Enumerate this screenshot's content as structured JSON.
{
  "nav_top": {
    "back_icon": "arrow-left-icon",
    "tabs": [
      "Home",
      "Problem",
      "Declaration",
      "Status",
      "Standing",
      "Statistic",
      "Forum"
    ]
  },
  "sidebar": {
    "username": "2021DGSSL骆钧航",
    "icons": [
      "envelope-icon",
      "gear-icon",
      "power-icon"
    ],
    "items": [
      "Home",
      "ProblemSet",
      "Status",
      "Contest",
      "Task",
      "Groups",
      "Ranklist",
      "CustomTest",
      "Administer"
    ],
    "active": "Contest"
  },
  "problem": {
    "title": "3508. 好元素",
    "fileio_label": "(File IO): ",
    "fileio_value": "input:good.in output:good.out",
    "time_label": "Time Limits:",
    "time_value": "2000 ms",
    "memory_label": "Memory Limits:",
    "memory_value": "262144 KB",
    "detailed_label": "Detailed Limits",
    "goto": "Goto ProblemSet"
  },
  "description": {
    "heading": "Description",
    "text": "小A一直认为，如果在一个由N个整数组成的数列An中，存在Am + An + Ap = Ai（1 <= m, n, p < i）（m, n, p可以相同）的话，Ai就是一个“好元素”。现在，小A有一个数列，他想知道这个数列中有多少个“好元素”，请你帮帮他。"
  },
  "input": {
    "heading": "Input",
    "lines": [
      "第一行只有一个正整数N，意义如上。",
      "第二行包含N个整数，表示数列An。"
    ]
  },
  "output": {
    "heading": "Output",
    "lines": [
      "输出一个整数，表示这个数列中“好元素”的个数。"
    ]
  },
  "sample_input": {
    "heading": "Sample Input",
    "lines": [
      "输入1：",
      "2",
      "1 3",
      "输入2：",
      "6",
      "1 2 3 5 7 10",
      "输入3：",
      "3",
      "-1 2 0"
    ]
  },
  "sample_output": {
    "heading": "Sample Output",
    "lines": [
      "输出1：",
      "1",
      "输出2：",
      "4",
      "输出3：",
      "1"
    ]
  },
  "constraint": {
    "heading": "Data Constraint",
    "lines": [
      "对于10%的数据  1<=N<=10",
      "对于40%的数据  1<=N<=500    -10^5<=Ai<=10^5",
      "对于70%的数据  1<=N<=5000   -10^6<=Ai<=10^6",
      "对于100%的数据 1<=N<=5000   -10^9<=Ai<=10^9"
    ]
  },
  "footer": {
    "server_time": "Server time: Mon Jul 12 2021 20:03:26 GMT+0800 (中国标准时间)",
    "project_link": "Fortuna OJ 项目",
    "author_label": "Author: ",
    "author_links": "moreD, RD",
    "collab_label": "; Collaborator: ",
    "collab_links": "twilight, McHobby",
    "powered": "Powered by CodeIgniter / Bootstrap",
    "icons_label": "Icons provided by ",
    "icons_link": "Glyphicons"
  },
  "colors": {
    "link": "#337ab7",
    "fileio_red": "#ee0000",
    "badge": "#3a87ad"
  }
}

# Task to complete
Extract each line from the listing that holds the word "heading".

# Task result
    "heading": "Description",
    "heading": "Input",
    "heading": "Output",
    "heading": "Sample Input",
    "heading": "Sample Output",
    "heading": "Data Constraint",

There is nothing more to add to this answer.